→ **Problem statement**: Set down each line of the data below exactly.

→ **Dataset entries**:

______

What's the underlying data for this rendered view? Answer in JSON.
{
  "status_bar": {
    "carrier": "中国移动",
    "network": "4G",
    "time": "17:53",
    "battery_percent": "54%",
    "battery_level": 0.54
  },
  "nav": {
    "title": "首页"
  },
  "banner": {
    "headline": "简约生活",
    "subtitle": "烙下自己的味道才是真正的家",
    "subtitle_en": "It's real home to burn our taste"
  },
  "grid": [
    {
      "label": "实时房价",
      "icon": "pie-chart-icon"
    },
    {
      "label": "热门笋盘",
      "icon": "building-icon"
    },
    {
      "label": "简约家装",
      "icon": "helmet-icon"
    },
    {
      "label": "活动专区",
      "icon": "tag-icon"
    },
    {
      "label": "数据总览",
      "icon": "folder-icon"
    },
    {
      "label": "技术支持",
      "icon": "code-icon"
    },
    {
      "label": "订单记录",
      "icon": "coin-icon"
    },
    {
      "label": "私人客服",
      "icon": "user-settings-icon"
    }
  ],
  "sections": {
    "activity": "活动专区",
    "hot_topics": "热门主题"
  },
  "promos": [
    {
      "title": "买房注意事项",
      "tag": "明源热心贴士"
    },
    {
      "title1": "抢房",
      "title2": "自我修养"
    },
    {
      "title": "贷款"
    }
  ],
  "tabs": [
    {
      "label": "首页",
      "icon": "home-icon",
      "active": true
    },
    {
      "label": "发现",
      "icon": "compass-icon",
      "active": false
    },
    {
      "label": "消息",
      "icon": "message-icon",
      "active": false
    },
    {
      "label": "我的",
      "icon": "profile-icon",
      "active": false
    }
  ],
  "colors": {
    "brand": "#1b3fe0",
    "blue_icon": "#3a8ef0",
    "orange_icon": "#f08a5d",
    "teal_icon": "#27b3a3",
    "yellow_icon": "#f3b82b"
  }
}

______

→ **Answer for the task**:
What's the underlying data for this rendered view? Answer in JSON.
{
  "status_bar": {
    "carrier": "中国移动",
    "network": "4G",
    "time": "17:53",
    "battery_percent": "54%",
    "battery_level": 0.54
  },
  "nav": {
    "title": "首页"
  },
  "banner": {
    "headline": "简约生活",
    "subtitle": "烙下自己的味道才是真正的家",
    "subtitle_en": "It's real home to burn our taste"
  },
  "grid": [
    {
      "label": "实时房价",
      "icon": "pie-chart-icon"
    },
    {
      "label": "热门笋盘",
      "icon": "building-icon"
    },
    {
      "label": "简约家装",
      "icon": "helmet-icon"
    },
    {
      "label": "活动专区",
      "icon": "tag-icon"
    },
    {
      "label": "数据总览",
      "icon": "folder-icon"
    },
    {
      "label": "技术支持",
      "icon": "code-icon"
    },
    {
      "label": "订单记录",
      "icon": "coin-icon"
    },
    {
      "label": "私人客服",
      "icon": "user-settings-icon"
    }
  ],
  "sections": {
    "activity": "活动专区",
    "hot_topics": "热门主题"
  },
  "promos": [
    {
      "title": "买房注意事项",
      "tag": "明源热心贴士"
    },
    {
      "title1": "抢房",
      "title2": "自我修养"
    },
    {
      "title": "贷款"
    }
  ],
  "tabs": [
    {
      "label": "首页",
      "icon": "home-icon",
      "active": true
    },
    {
      "label": "发现",
      "icon": "compass-icon",
      "active": false
    },
    {
      "label": "消息",
      "icon": "message-icon",
      "active": false
    },
    {
      "label": "我的",
      "icon": "profile-icon",
      "active": false
    }
  ],
  "colors": {
    "brand": "#1b3fe0",
    "blue_icon": "#3a8ef0",
    "orange_icon": "#f08a5d",
    "teal_icon": "#27b3a3",
    "yellow_icon": "#f3b82b"
  }
}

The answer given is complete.